## Task to carry out
The answer must consist of every line in the records that contains the word "Schlafzimmer".

## Supplied data
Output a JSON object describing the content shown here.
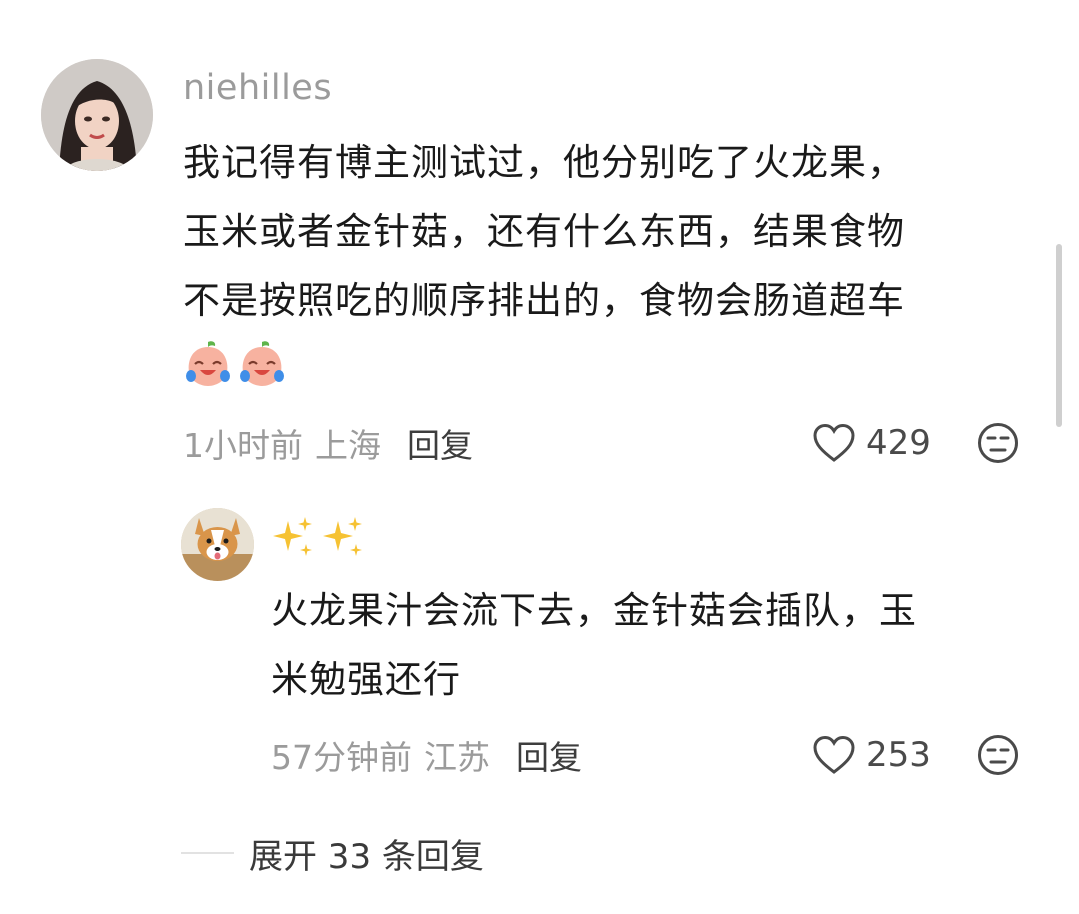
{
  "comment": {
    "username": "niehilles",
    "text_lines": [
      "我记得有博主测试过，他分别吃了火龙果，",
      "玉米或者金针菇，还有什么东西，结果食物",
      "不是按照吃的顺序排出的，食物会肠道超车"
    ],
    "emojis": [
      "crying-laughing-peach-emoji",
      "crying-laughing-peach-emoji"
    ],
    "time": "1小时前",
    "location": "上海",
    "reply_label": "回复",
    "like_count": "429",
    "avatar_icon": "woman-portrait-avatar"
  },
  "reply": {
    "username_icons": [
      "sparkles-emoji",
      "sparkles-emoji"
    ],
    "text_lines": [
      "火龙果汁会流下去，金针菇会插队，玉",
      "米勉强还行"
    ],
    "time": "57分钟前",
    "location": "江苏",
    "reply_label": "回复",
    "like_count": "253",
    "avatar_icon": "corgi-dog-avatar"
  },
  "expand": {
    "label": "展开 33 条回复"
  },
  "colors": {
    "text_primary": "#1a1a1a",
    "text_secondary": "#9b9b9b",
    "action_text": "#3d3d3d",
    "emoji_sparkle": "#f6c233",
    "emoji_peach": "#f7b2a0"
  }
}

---

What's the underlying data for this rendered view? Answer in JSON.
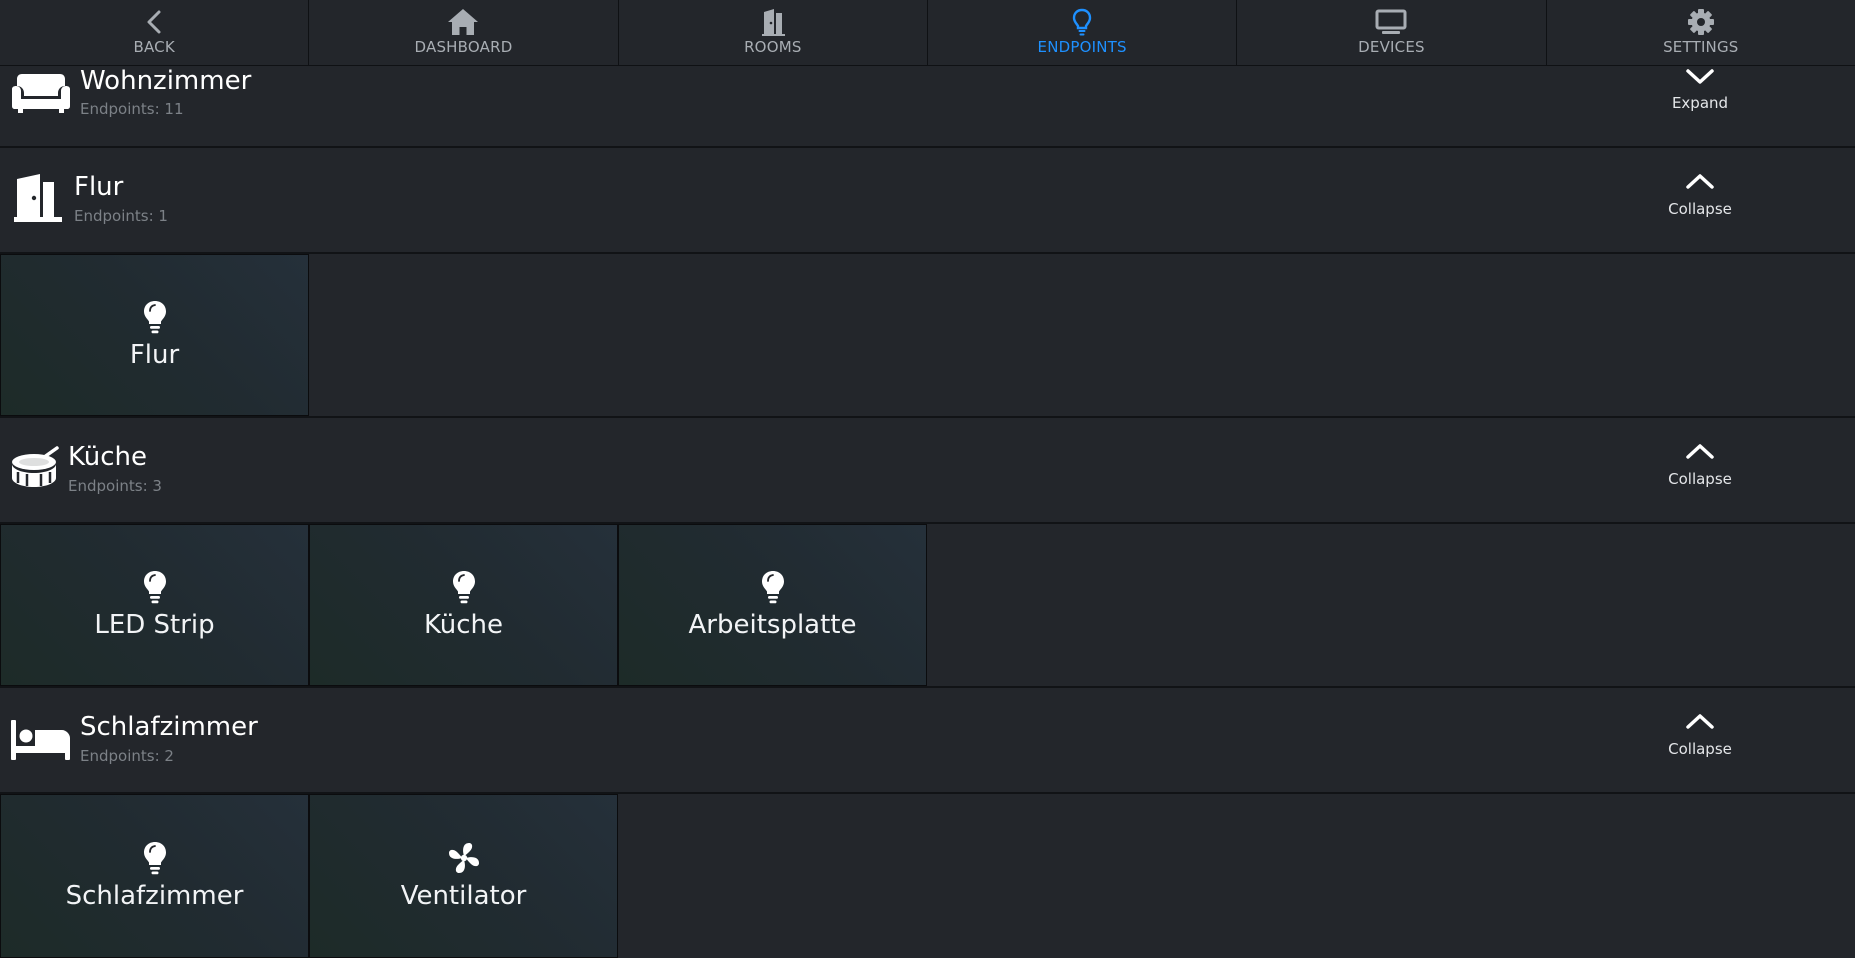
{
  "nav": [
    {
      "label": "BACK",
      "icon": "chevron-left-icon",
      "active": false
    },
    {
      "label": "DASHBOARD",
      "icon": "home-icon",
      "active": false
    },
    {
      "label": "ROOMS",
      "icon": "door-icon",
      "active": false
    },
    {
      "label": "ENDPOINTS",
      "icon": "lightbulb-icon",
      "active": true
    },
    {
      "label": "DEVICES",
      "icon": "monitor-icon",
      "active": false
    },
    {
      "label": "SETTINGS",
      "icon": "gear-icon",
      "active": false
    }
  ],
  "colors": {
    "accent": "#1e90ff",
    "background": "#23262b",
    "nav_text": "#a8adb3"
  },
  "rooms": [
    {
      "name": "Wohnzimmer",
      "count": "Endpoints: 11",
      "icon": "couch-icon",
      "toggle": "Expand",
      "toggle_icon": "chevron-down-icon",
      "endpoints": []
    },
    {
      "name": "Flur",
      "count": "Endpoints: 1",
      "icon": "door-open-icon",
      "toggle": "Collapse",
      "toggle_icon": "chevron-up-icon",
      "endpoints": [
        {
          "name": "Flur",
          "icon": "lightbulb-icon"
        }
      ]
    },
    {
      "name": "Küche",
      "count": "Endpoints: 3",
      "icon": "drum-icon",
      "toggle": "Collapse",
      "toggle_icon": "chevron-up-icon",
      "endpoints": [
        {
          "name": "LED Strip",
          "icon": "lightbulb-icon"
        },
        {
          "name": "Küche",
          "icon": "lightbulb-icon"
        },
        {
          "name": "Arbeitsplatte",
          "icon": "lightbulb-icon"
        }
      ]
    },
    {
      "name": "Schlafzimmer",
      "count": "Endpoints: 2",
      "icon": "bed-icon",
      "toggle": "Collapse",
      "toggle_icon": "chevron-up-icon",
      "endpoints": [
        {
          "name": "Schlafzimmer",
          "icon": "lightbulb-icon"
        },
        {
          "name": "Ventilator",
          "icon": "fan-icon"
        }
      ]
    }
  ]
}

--

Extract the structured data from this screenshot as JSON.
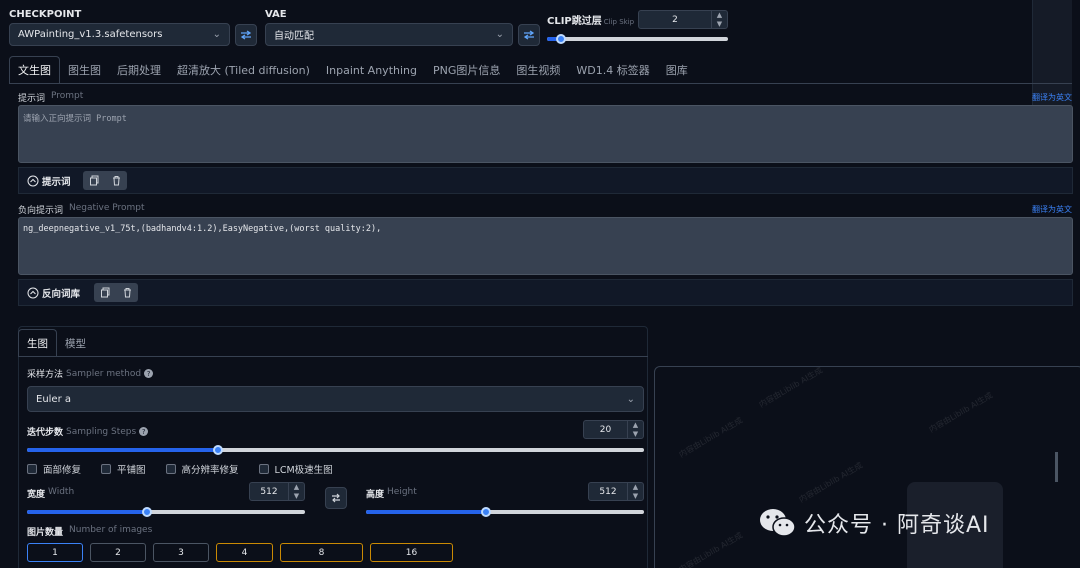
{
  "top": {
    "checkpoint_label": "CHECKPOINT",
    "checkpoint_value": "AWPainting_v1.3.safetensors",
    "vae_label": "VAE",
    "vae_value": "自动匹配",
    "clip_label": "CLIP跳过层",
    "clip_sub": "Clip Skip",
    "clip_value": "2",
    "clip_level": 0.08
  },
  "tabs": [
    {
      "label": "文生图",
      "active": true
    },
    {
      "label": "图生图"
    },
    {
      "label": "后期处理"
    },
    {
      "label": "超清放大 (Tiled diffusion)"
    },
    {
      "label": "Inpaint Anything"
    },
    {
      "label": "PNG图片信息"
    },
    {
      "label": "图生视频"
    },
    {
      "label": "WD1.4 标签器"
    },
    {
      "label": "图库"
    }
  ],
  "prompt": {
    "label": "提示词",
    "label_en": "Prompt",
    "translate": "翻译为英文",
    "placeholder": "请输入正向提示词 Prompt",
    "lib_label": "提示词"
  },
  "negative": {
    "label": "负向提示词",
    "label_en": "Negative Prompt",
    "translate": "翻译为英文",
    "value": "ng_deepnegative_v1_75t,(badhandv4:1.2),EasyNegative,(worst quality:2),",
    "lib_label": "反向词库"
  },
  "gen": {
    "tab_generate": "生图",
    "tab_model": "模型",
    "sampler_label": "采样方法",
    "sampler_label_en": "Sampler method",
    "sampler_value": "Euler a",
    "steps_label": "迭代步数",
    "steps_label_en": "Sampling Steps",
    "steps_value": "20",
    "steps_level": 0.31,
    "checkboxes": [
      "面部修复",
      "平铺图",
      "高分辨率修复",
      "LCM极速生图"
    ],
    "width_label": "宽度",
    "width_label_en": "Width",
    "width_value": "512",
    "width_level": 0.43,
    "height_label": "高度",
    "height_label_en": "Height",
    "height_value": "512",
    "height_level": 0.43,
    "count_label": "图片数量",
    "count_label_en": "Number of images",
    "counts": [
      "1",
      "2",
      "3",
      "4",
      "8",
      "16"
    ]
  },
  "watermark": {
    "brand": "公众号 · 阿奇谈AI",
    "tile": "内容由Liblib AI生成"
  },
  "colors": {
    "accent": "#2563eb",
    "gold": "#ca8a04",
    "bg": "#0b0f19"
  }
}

## Result of this task
      "name": "Schlafzimmer",
          "name": "Schlafzimmer",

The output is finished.